**Work request**
If a line of the material holds the string "Properties", please copy it.

**Given records**
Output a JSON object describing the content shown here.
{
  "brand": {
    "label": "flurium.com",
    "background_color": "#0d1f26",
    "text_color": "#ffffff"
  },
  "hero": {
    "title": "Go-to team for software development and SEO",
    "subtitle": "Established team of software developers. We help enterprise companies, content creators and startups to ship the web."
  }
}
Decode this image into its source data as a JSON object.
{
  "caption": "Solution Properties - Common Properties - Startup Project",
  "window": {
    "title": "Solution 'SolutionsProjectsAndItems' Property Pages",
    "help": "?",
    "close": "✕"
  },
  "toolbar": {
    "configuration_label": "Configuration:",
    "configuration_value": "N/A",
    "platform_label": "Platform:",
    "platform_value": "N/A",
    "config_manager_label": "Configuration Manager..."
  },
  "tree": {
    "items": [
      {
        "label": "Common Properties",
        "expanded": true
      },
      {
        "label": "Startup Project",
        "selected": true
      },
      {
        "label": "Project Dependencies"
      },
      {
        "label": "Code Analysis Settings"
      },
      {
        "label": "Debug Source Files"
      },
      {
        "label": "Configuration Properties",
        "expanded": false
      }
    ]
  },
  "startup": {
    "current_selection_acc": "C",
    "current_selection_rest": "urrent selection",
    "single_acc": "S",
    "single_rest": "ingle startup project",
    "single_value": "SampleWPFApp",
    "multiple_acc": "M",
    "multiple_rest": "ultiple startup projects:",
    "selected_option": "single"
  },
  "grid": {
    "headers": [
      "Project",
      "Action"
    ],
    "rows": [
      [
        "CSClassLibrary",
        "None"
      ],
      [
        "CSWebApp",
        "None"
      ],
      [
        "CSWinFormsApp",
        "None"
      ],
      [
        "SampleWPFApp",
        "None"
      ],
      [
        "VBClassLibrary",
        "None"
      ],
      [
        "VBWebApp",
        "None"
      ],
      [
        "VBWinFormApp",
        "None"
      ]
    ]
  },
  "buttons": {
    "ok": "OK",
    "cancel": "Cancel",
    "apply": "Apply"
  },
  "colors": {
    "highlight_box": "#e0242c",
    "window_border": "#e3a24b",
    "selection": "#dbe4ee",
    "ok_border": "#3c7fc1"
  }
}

**Solution to the problem**
  "caption": "Solution Properties - Common Properties - Startup Project",
        "label": "Common Properties",
        "label": "Configuration Properties",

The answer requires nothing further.